* _Work to complete_: Only an exact repetition of the entries will do.

%%

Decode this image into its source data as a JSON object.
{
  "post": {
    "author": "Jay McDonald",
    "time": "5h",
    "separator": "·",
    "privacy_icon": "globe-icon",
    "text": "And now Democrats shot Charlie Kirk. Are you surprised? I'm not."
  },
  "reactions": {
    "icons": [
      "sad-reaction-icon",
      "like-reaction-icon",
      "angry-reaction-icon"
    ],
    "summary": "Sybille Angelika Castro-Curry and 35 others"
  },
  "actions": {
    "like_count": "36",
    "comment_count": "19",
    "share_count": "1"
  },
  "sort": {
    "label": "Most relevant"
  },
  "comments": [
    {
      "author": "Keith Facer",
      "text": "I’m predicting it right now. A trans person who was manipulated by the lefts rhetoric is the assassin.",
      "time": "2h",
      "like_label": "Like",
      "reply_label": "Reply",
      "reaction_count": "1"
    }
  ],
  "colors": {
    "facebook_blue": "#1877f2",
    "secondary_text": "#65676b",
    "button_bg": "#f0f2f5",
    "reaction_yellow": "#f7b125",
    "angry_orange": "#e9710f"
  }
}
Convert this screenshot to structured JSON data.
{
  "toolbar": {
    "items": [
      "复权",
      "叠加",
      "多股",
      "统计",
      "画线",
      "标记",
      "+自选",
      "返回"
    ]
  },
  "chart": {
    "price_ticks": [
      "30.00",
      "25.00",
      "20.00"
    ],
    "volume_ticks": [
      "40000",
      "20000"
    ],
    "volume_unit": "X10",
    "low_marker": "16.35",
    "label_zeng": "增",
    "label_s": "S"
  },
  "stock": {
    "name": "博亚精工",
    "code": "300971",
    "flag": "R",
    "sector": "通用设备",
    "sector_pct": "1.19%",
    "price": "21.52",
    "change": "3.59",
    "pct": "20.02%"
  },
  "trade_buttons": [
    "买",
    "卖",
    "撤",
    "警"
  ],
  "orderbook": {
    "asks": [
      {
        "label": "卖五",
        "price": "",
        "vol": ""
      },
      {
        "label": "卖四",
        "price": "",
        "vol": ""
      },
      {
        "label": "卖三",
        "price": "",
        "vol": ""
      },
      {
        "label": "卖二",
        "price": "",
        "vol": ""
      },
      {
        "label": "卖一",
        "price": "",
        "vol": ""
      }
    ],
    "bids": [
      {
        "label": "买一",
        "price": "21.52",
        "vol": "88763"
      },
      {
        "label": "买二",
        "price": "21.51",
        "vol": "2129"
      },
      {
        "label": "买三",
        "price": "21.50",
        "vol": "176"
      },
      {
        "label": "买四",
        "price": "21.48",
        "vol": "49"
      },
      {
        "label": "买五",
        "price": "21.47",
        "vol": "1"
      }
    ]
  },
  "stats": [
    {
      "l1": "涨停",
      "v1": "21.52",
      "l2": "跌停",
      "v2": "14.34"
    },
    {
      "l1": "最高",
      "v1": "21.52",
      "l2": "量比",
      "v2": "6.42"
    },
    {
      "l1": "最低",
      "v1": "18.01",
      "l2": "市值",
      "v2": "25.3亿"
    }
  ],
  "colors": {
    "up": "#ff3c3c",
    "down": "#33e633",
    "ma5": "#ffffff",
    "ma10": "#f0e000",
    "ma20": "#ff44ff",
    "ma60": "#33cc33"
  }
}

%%

* _Written solution_:
Decode this image into its source data as a JSON object.
{
  "post": {
    "author": "Jay McDonald",
    "time": "5h",
    "separator": "·",
    "privacy_icon": "globe-icon",
    "text": "And now Democrats shot Charlie Kirk. Are you surprised? I'm not."
  },
  "reactions": {
    "icons": [
      "sad-reaction-icon",
      "like-reaction-icon",
      "angry-reaction-icon"
    ],
    "summary": "Sybille Angelika Castro-Curry and 35 others"
  },
  "actions": {
    "like_count": "36",
    "comment_count": "19",
    "share_count": "1"
  },
  "sort": {
    "label": "Most relevant"
  },
  "comments": [
    {
      "author": "Keith Facer",
      "text": "I’m predicting it right now. A trans person who was manipulated by the lefts rhetoric is the assassin.",
      "time": "2h",
      "like_label": "Like",
      "reply_label": "Reply",
      "reaction_count": "1"
    }
  ],
  "colors": {
    "facebook_blue": "#1877f2",
    "secondary_text": "#65676b",
    "button_bg": "#f0f2f5",
    "reaction_yellow": "#f7b125",
    "angry_orange": "#e9710f"
  }
}
Convert this screenshot to structured JSON data.
{
  "toolbar": {
    "items": [
      "复权",
      "叠加",
      "多股",
      "统计",
      "画线",
      "标记",
      "+自选",
      "返回"
    ]
  },
  "chart": {
    "price_ticks": [
      "30.00",
      "25.00",
      "20.00"
    ],
    "volume_ticks": [
      "40000",
      "20000"
    ],
    "volume_unit": "X10",
    "low_marker": "16.35",
    "label_zeng": "增",
    "label_s": "S"
  },
  "stock": {
    "name": "博亚精工",
    "code": "300971",
    "flag": "R",
    "sector": "通用设备",
    "sector_pct": "1.19%",
    "price": "21.52",
    "change": "3.59",
    "pct": "20.02%"
  },
  "trade_buttons": [
    "买",
    "卖",
    "撤",
    "警"
  ],
  "orderbook": {
    "asks": [
      {
        "label": "卖五",
        "price": "",
        "vol": ""
      },
      {
        "label": "卖四",
        "price": "",
        "vol": ""
      },
      {
        "label": "卖三",
        "price": "",
        "vol": ""
      },
      {
        "label": "卖二",
        "price": "",
        "vol": ""
      },
      {
        "label": "卖一",
        "price": "",
        "vol": ""
      }
    ],
    "bids": [
      {
        "label": "买一",
        "price": "21.52",
        "vol": "88763"
      },
      {
        "label": "买二",
        "price": "21.51",
        "vol": "2129"
      },
      {
        "label": "买三",
        "price": "21.50",
        "vol": "176"
      },
      {
        "label": "买四",
        "price": "21.48",
        "vol": "49"
      },
      {
        "label": "买五",
        "price": "21.47",
        "vol": "1"
      }
    ]
  },
  "stats": [
    {
      "l1": "涨停",
      "v1": "21.52",
      "l2": "跌停",
      "v2": "14.34"
    },
    {
      "l1": "最高",
      "v1": "21.52",
      "l2": "量比",
      "v2": "6.42"
    },
    {
      "l1": "最低",
      "v1": "18.01",
      "l2": "市值",
      "v2": "25.3亿"
    }
  ],
  "colors": {
    "up": "#ff3c3c",
    "down": "#33e633",
    "ma5": "#ffffff",
    "ma10": "#f0e000",
    "ma20": "#ff44ff",
    "ma60": "#33cc33"
  }
}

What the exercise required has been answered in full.